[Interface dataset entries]

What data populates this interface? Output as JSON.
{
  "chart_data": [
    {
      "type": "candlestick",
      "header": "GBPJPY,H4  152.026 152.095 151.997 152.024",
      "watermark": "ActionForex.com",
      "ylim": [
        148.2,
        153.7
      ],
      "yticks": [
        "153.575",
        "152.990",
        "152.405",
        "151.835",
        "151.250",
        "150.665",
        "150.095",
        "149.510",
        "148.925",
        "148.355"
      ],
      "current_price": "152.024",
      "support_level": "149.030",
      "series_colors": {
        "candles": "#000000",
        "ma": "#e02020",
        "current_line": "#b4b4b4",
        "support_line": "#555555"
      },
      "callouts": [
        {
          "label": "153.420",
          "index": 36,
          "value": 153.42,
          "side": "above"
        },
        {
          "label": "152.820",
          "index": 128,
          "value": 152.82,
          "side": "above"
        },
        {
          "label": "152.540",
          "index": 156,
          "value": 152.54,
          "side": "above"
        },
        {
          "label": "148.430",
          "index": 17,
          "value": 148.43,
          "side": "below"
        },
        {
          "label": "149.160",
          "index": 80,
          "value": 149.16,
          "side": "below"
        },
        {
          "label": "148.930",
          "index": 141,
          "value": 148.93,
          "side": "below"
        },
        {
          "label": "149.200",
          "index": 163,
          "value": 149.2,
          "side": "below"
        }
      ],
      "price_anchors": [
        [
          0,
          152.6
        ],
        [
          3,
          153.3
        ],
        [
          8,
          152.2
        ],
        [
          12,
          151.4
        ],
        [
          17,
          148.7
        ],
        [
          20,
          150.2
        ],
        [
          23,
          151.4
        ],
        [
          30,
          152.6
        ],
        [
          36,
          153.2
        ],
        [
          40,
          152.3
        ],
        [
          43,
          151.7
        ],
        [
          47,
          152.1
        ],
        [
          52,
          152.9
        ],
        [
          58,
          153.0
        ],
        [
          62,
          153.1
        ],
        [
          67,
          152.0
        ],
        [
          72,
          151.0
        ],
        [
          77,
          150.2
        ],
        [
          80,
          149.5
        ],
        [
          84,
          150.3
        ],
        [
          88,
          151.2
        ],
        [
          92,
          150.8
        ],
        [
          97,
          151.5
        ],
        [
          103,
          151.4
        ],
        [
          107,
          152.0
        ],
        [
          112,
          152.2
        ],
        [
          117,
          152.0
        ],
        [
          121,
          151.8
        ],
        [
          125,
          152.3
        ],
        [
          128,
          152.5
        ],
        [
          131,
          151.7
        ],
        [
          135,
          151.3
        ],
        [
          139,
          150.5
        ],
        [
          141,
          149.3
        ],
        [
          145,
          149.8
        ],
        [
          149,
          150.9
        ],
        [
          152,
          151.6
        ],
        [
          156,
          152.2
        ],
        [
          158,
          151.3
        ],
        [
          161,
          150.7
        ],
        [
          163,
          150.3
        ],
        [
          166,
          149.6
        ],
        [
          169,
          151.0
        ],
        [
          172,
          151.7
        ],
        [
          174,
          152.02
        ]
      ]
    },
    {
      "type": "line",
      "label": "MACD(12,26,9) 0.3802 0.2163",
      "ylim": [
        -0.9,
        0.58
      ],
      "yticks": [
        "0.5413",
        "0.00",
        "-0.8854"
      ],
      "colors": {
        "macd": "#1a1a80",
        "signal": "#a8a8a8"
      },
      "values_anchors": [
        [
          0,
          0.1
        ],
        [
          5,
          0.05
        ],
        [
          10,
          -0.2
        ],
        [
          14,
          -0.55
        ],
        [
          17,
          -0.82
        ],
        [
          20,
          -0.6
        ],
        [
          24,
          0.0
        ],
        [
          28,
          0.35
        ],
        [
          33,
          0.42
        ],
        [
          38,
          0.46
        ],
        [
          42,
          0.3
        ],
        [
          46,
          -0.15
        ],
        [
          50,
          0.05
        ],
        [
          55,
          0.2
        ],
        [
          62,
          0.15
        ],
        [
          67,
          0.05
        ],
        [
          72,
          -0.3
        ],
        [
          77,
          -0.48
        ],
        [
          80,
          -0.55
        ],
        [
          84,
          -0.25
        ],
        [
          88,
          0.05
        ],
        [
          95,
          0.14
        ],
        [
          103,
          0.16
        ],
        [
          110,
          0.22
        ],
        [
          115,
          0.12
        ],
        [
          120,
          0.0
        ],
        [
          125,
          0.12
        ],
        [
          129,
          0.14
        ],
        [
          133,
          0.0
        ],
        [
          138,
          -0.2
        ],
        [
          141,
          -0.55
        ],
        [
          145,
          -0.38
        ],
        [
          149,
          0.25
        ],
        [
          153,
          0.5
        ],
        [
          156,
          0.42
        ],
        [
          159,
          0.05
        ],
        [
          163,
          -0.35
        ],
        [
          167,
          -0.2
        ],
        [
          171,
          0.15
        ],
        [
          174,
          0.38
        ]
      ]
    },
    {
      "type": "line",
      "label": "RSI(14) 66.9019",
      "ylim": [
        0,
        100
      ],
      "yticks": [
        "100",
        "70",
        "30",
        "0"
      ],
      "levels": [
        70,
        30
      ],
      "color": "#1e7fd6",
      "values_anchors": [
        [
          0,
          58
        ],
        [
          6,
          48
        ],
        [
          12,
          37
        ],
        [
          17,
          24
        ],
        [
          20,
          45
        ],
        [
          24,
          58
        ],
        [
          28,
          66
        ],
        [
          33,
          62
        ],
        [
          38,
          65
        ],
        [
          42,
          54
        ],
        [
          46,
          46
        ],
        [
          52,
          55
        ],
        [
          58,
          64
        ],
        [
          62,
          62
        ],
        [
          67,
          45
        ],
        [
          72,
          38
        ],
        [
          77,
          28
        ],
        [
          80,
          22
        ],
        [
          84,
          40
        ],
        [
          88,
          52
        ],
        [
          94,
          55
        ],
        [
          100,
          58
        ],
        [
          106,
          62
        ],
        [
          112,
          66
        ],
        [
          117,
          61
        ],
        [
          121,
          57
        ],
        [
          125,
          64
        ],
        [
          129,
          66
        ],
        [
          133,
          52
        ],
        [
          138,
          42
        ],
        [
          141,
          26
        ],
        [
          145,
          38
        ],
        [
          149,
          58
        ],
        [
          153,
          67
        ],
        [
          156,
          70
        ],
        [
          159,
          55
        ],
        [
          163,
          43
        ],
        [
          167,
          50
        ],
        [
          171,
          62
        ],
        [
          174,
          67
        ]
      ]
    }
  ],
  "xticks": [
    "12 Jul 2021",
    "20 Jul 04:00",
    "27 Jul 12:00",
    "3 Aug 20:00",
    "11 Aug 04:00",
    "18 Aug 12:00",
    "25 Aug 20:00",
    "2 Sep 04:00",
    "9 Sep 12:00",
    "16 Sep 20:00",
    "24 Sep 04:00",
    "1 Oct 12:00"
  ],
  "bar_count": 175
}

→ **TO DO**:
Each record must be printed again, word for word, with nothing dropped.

→ **WRITTEN REPLY**:
What data populates this interface? Output as JSON.
{
  "chart_data": [
    {
      "type": "candlestick",
      "header": "GBPJPY,H4  152.026 152.095 151.997 152.024",
      "watermark": "ActionForex.com",
      "ylim": [
        148.2,
        153.7
      ],
      "yticks": [
        "153.575",
        "152.990",
        "152.405",
        "151.835",
        "151.250",
        "150.665",
        "150.095",
        "149.510",
        "148.925",
        "148.355"
      ],
      "current_price": "152.024",
      "support_level": "149.030",
      "series_colors": {
        "candles": "#000000",
        "ma": "#e02020",
        "current_line": "#b4b4b4",
        "support_line": "#555555"
      },
      "callouts": [
        {
          "label": "153.420",
          "index": 36,
          "value": 153.42,
          "side": "above"
        },
        {
          "label": "152.820",
          "index": 128,
          "value": 152.82,
          "side": "above"
        },
        {
          "label": "152.540",
          "index": 156,
          "value": 152.54,
          "side": "above"
        },
        {
          "label": "148.430",
          "index": 17,
          "value": 148.43,
          "side": "below"
        },
        {
          "label": "149.160",
          "index": 80,
          "value": 149.16,
          "side": "below"
        },
        {
          "label": "148.930",
          "index": 141,
          "value": 148.93,
          "side": "below"
        },
        {
          "label": "149.200",
          "index": 163,
          "value": 149.2,
          "side": "below"
        }
      ],
      "price_anchors": [
        [
          0,
          152.6
        ],
        [
          3,
          153.3
        ],
        [
          8,
          152.2
        ],
        [
          12,
          151.4
        ],
        [
          17,
          148.7
        ],
        [
          20,
          150.2
        ],
        [
          23,
          151.4
        ],
        [
          30,
          152.6
        ],
        [
          36,
          153.2
        ],
        [
          40,
          152.3
        ],
        [
          43,
          151.7
        ],
        [
          47,
          152.1
        ],
        [
          52,
          152.9
        ],
        [
          58,
          153.0
        ],
        [
          62,
          153.1
        ],
        [
          67,
          152.0
        ],
        [
          72,
          151.0
        ],
        [
          77,
          150.2
        ],
        [
          80,
          149.5
        ],
        [
          84,
          150.3
        ],
        [
          88,
          151.2
        ],
        [
          92,
          150.8
        ],
        [
          97,
          151.5
        ],
        [
          103,
          151.4
        ],
        [
          107,
          152.0
        ],
        [
          112,
          152.2
        ],
        [
          117,
          152.0
        ],
        [
          121,
          151.8
        ],
        [
          125,
          152.3
        ],
        [
          128,
          152.5
        ],
        [
          131,
          151.7
        ],
        [
          135,
          151.3
        ],
        [
          139,
          150.5
        ],
        [
          141,
          149.3
        ],
        [
          145,
          149.8
        ],
        [
          149,
          150.9
        ],
        [
          152,
          151.6
        ],
        [
          156,
          152.2
        ],
        [
          158,
          151.3
        ],
        [
          161,
          150.7
        ],
        [
          163,
          150.3
        ],
        [
          166,
          149.6
        ],
        [
          169,
          151.0
        ],
        [
          172,
          151.7
        ],
        [
          174,
          152.02
        ]
      ]
    },
    {
      "type": "line",
      "label": "MACD(12,26,9) 0.3802 0.2163",
      "ylim": [
        -0.9,
        0.58
      ],
      "yticks": [
        "0.5413",
        "0.00",
        "-0.8854"
      ],
      "colors": {
        "macd": "#1a1a80",
        "signal": "#a8a8a8"
      },
      "values_anchors": [
        [
          0,
          0.1
        ],
        [
          5,
          0.05
        ],
        [
          10,
          -0.2
        ],
        [
          14,
          -0.55
        ],
        [
          17,
          -0.82
        ],
        [
          20,
          -0.6
        ],
        [
          24,
          0.0
        ],
        [
          28,
          0.35
        ],
        [
          33,
          0.42
        ],
        [
          38,
          0.46
        ],
        [
          42,
          0.3
        ],
        [
          46,
          -0.15
        ],
        [
          50,
          0.05
        ],
        [
          55,
          0.2
        ],
        [
          62,
          0.15
        ],
        [
          67,
          0.05
        ],
        [
          72,
          -0.3
        ],
        [
          77,
          -0.48
        ],
        [
          80,
          -0.55
        ],
        [
          84,
          -0.25
        ],
        [
          88,
          0.05
        ],
        [
          95,
          0.14
        ],
        [
          103,
          0.16
        ],
        [
          110,
          0.22
        ],
        [
          115,
          0.12
        ],
        [
          120,
          0.0
        ],
        [
          125,
          0.12
        ],
        [
          129,
          0.14
        ],
        [
          133,
          0.0
        ],
        [
          138,
          -0.2
        ],
        [
          141,
          -0.55
        ],
        [
          145,
          -0.38
        ],
        [
          149,
          0.25
        ],
        [
          153,
          0.5
        ],
        [
          156,
          0.42
        ],
        [
          159,
          0.05
        ],
        [
          163,
          -0.35
        ],
        [
          167,
          -0.2
        ],
        [
          171,
          0.15
        ],
        [
          174,
          0.38
        ]
      ]
    },
    {
      "type": "line",
      "label": "RSI(14) 66.9019",
      "ylim": [
        0,
        100
      ],
      "yticks": [
        "100",
        "70",
        "30",
        "0"
      ],
      "levels": [
        70,
        30
      ],
      "color": "#1e7fd6",
      "values_anchors": [
        [
          0,
          58
        ],
        [
          6,
          48
        ],
        [
          12,
          37
        ],
        [
          17,
          24
        ],
        [
          20,
          45
        ],
        [
          24,
          58
        ],
        [
          28,
          66
        ],
        [
          33,
          62
        ],
        [
          38,
          65
        ],
        [
          42,
          54
        ],
        [
          46,
          46
        ],
        [
          52,
          55
        ],
        [
          58,
          64
        ],
        [
          62,
          62
        ],
        [
          67,
          45
        ],
        [
          72,
          38
        ],
        [
          77,
          28
        ],
        [
          80,
          22
        ],
        [
          84,
          40
        ],
        [
          88,
          52
        ],
        [
          94,
          55
        ],
        [
          100,
          58
        ],
        [
          106,
          62
        ],
        [
          112,
          66
        ],
        [
          117,
          61
        ],
        [
          121,
          57
        ],
        [
          125,
          64
        ],
        [
          129,
          66
        ],
        [
          133,
          52
        ],
        [
          138,
          42
        ],
        [
          141,
          26
        ],
        [
          145,
          38
        ],
        [
          149,
          58
        ],
        [
          153,
          67
        ],
        [
          156,
          70
        ],
        [
          159,
          55
        ],
        [
          163,
          43
        ],
        [
          167,
          50
        ],
        [
          171,
          62
        ],
        [
          174,
          67
        ]
      ]
    }
  ],
  "xticks": [
    "12 Jul 2021",
    "20 Jul 04:00",
    "27 Jul 12:00",
    "3 Aug 20:00",
    "11 Aug 04:00",
    "18 Aug 12:00",
    "25 Aug 20:00",
    "2 Sep 04:00",
    "9 Sep 12:00",
    "16 Sep 20:00",
    "24 Sep 04:00",
    "1 Oct 12:00"
  ],
  "bar_count": 175
}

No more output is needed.